"Despite being a full-time student, he has found time for commissions to design the Greene Apartment in New York (a walk-up apartment renovation) and Daron's Building in Brooklyn (an apartment building schematic design), amidst the 'messy, complicated, frustrating and enlightening' experience that has been his master's degree."

"Architecture has been a part of my everyday life for as long as I can remember," Ahmed ElHusseiny told Wallpaper*. "I grew up running around my father's studio, exploring the models and sketching crude approximations of buildings on scrap pieces of trace."

Since then, said the editors, he has gone from strength-to-strength: "he was awarded a grant to study at Takenaka Komuten in Osaka, where his winning competition entry, Symbiote Scaffold was exhibited in a group show. And in spite of his youth, ElHusseiny is already showing a knack for translating his architectural reveries into reality; while his award-winning re-imagining of Cairo’s central rail terminal may remain a pipedream, his Cairo townhouse renovation is due for completion this summer."

MIT provided El-Husseiny with many talented and supportive professors. Among them, his studio professor and thesis advisor Shun Kanda was particularly inspiring. "His guidance and subtly incisive approach to teaching were invaluable to me," El-Husseiny said.

Wallpaper* is available in over 70 countries.
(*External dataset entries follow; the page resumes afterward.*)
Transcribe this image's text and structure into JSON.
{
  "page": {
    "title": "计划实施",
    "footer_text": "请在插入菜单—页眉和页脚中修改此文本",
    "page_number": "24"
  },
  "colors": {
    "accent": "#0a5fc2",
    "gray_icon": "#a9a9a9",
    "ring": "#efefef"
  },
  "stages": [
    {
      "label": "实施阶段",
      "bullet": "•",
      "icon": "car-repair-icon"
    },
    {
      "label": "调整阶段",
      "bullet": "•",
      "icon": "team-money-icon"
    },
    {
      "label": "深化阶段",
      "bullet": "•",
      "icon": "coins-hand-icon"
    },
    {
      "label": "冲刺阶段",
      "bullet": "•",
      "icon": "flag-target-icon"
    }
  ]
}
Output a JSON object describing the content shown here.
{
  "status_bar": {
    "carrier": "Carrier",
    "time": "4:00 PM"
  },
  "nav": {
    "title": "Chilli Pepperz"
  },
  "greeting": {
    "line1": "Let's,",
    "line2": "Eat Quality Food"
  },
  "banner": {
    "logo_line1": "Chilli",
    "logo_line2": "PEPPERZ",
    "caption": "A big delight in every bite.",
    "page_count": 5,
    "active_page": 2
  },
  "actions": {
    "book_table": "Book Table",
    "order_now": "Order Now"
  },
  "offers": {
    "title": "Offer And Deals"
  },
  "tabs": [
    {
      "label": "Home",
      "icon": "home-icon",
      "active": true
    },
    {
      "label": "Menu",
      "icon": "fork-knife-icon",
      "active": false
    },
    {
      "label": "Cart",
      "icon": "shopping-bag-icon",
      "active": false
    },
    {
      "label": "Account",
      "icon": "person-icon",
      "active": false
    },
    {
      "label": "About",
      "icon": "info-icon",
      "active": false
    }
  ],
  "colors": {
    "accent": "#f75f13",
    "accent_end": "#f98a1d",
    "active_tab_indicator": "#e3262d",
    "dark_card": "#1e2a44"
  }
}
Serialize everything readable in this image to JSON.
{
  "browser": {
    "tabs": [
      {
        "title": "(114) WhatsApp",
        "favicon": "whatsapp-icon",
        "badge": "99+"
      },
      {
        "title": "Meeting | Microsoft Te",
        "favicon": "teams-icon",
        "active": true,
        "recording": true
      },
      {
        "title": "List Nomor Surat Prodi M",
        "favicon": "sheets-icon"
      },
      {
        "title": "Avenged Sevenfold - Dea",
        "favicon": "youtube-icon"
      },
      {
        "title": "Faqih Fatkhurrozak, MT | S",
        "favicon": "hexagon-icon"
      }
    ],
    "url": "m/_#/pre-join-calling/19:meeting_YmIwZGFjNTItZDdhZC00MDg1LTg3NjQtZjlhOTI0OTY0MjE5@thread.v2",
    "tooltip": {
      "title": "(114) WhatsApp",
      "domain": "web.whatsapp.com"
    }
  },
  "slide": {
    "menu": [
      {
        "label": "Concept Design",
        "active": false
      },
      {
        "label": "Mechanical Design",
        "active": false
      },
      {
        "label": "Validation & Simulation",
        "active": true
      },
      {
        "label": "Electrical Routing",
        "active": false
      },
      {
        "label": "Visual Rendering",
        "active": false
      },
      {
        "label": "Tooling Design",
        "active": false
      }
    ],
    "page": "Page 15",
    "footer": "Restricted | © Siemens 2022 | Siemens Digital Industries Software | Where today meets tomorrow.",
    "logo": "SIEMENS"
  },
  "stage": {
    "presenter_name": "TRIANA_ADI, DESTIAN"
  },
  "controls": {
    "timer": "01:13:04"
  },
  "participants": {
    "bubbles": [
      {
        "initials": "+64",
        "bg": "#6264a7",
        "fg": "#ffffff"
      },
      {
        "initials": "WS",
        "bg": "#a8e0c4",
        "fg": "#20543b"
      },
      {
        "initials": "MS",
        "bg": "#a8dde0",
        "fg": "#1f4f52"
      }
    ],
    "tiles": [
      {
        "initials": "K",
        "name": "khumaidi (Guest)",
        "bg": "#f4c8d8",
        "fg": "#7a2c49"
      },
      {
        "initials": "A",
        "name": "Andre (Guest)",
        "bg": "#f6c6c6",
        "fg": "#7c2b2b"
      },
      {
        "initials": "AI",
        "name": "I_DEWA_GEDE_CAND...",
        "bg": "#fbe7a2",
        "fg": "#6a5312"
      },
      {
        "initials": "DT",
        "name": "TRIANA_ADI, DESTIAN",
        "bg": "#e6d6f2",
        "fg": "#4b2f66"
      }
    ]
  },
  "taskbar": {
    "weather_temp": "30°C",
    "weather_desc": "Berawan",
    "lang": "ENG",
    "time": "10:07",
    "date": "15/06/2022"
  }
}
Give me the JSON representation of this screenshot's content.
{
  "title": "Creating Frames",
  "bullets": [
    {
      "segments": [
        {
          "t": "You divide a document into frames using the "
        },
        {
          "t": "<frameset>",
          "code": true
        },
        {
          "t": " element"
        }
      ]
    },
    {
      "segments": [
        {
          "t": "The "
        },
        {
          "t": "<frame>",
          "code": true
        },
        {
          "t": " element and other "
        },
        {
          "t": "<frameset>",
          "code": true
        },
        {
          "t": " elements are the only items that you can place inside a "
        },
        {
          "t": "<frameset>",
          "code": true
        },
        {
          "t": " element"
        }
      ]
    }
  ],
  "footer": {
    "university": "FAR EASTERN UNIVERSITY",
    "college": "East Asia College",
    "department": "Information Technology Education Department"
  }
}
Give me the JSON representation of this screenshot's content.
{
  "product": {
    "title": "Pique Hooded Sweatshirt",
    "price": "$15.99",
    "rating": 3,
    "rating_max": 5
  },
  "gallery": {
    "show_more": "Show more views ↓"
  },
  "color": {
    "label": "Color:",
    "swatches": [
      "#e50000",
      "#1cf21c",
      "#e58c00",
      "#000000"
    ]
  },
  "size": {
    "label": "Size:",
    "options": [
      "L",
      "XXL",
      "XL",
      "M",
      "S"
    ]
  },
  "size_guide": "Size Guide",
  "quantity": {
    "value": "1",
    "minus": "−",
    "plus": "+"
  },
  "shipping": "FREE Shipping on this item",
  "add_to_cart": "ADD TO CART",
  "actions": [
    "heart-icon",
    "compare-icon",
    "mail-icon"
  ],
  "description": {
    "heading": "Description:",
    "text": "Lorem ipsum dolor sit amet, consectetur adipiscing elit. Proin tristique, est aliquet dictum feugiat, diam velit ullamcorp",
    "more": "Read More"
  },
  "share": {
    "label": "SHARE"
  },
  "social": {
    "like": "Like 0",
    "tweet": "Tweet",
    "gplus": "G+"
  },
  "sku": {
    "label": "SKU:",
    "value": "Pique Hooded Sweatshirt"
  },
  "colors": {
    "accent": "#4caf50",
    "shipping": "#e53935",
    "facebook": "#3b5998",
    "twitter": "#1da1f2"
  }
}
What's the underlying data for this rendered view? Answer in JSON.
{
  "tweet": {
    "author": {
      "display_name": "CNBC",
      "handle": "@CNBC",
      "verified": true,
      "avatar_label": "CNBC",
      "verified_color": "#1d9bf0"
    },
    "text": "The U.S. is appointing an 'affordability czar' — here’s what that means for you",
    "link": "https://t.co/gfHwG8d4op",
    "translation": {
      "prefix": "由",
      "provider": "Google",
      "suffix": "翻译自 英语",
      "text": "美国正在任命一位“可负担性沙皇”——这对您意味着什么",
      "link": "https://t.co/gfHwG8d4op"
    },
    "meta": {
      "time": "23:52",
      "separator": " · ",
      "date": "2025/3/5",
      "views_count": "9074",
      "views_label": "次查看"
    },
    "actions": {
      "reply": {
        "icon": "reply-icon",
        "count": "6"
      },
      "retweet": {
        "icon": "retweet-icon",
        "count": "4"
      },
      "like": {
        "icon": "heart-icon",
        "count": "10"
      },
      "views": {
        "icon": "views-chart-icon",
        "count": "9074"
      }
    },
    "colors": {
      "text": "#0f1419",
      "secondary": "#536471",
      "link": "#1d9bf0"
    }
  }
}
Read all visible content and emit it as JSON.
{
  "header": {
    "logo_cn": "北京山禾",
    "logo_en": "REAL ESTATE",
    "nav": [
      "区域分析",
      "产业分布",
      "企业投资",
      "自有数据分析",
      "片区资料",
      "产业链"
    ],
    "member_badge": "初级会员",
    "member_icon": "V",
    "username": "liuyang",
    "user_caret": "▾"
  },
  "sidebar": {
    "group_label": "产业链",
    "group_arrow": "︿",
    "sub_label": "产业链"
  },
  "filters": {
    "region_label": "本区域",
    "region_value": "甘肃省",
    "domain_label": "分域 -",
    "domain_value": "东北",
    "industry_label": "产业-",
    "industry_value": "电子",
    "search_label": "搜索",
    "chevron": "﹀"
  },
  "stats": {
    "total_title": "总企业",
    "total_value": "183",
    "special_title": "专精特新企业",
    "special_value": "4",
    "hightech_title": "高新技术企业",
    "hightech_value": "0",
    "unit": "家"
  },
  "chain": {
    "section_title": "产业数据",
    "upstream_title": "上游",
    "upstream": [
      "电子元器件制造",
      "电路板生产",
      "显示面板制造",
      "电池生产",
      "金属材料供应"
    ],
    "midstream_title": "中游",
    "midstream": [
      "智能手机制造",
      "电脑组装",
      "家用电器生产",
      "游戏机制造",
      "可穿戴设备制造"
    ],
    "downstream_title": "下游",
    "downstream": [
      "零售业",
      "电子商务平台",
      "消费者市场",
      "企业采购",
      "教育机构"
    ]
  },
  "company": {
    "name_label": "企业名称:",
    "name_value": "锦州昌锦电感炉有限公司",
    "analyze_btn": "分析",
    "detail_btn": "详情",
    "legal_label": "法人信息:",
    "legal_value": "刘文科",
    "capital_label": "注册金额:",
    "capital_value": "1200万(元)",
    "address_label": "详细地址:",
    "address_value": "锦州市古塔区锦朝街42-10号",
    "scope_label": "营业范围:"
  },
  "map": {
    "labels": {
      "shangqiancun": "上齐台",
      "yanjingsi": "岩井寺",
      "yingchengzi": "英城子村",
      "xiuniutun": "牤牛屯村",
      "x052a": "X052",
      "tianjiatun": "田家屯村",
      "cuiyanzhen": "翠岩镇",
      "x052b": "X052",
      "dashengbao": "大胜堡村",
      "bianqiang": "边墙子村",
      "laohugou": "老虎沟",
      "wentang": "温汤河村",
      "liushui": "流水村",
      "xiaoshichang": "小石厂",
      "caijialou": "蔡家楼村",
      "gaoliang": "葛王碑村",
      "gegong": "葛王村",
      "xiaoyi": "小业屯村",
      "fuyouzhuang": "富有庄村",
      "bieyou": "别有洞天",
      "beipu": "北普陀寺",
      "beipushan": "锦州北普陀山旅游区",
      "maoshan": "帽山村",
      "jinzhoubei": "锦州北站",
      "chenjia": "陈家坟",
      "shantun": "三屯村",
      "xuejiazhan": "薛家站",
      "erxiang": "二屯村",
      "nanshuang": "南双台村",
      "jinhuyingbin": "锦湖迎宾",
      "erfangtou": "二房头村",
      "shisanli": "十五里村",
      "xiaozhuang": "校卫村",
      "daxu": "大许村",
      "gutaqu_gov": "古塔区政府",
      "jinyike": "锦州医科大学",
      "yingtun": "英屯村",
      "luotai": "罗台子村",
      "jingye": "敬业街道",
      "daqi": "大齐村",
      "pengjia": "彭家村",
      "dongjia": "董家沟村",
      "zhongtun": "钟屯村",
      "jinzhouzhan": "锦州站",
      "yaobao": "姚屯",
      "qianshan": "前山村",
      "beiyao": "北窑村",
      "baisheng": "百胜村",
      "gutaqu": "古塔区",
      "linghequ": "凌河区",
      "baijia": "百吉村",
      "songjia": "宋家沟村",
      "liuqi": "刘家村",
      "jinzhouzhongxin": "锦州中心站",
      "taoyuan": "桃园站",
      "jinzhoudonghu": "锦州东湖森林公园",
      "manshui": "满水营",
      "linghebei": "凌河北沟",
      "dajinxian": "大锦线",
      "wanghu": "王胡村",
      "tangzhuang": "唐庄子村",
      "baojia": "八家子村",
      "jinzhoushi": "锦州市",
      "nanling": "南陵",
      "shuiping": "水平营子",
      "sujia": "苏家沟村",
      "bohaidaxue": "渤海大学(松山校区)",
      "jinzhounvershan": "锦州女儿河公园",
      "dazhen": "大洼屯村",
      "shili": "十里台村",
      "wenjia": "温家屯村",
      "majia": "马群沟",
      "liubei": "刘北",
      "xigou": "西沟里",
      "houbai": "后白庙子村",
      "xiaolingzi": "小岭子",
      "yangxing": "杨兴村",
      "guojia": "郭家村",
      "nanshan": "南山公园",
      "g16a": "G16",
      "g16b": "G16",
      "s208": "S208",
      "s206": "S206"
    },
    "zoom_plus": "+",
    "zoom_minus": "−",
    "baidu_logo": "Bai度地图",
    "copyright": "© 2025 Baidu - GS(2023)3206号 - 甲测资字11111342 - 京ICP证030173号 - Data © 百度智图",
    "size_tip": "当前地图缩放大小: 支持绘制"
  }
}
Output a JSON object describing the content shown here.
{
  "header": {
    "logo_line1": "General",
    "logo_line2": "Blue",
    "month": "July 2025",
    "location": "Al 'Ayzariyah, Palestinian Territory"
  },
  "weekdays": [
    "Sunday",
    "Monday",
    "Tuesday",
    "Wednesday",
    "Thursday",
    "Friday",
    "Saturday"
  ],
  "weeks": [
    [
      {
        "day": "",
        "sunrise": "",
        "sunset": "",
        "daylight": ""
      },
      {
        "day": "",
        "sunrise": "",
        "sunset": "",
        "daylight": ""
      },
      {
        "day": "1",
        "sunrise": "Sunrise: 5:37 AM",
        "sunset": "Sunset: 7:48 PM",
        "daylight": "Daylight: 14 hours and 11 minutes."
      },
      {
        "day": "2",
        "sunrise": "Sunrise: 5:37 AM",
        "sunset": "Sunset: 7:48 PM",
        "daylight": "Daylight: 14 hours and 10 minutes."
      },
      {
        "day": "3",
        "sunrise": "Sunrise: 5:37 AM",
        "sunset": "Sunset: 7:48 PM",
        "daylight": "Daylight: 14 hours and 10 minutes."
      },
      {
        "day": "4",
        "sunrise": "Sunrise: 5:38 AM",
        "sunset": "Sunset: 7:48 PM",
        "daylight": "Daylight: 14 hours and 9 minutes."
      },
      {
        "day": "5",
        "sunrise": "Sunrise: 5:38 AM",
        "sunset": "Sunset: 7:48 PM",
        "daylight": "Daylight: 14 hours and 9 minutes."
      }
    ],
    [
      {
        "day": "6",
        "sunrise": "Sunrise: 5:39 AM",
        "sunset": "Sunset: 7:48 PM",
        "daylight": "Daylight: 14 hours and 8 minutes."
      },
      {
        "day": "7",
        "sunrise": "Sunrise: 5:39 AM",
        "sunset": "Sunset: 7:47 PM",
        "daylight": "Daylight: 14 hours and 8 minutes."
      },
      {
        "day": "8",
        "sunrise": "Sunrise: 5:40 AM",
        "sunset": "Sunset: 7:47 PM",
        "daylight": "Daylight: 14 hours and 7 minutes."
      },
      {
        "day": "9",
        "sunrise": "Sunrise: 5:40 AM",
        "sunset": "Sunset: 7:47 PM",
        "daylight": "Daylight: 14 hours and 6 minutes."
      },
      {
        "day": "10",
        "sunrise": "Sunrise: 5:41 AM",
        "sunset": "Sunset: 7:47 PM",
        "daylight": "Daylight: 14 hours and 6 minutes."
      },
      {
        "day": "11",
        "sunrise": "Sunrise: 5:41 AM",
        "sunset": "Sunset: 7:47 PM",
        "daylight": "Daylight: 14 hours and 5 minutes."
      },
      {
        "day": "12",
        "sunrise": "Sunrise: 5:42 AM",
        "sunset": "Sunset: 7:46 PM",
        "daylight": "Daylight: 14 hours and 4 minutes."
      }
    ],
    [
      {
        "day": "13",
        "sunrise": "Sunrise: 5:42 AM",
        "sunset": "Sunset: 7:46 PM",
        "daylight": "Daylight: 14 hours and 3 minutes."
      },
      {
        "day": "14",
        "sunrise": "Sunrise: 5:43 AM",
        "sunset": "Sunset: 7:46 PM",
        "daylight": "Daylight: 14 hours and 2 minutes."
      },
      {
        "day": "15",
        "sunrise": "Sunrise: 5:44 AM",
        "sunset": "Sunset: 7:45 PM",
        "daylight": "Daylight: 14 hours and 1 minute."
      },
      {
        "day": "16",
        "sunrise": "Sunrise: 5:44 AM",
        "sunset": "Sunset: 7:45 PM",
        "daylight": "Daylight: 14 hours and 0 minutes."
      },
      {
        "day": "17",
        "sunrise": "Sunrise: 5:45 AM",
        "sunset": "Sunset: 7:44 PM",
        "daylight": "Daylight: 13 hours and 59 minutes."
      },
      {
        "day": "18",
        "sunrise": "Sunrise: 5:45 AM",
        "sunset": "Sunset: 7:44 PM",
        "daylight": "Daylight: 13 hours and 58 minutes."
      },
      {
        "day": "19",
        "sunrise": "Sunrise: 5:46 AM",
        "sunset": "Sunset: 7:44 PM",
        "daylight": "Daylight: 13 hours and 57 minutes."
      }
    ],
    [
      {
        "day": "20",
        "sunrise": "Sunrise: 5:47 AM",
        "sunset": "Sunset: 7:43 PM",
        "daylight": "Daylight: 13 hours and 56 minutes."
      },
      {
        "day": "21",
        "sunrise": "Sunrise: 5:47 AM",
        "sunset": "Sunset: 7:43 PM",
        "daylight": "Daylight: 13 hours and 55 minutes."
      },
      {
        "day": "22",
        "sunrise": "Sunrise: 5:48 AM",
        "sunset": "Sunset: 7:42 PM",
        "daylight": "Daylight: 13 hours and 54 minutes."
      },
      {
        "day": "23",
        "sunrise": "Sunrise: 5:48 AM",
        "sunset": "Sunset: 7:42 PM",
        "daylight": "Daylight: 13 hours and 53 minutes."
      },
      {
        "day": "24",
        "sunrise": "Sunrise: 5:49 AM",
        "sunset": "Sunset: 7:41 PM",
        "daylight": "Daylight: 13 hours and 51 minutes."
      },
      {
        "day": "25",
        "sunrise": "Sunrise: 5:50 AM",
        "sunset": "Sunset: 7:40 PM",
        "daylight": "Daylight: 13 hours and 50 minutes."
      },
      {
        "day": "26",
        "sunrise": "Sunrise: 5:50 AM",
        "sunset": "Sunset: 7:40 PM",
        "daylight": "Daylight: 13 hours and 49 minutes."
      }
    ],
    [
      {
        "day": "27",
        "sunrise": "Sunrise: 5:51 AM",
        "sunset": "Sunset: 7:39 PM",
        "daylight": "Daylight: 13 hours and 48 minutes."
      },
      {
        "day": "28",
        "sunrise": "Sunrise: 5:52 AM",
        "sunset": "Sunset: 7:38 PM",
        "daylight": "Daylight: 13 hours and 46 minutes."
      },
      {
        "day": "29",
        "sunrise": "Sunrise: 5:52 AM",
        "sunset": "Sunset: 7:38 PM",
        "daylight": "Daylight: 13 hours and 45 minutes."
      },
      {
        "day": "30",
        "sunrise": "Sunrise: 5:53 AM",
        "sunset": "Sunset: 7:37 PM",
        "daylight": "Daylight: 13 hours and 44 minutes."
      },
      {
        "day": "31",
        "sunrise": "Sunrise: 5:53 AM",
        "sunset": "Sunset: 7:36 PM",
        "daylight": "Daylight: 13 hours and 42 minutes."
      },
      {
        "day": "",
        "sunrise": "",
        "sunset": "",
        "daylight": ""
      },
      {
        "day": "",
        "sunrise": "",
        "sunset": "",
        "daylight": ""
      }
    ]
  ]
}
The Wallpaper Graduate Directory can be found here:

This article appeared in somewhat different from in TechTalk, MIT's campus newspaper; it was written by Sarah H. Wright.

Posted May 2008